*Description of the task*
Within the material below, how many lines contain the word "icon"? Give that number only.
┄┄┄┄┄┄┄┄┄┄┄┄┄┄┄┄┄┄┄┄
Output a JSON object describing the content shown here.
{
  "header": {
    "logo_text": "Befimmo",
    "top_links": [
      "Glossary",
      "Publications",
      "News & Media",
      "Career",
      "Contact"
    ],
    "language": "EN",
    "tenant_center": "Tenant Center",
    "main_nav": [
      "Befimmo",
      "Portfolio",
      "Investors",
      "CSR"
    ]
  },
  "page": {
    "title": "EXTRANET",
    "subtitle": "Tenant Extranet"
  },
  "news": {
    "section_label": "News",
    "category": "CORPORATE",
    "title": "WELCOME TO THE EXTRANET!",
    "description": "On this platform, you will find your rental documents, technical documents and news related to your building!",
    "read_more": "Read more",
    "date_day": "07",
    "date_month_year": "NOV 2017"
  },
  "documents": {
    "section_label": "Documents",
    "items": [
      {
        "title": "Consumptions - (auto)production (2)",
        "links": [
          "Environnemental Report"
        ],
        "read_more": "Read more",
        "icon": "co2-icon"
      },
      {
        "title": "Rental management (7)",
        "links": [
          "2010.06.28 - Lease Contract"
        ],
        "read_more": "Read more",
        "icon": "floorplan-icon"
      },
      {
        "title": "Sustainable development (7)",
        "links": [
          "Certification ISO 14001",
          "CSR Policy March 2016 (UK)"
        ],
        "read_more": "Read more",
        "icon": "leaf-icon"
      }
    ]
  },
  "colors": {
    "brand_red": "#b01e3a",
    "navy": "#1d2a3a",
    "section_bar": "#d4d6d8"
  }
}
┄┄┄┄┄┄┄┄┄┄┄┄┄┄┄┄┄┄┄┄
*Result*
3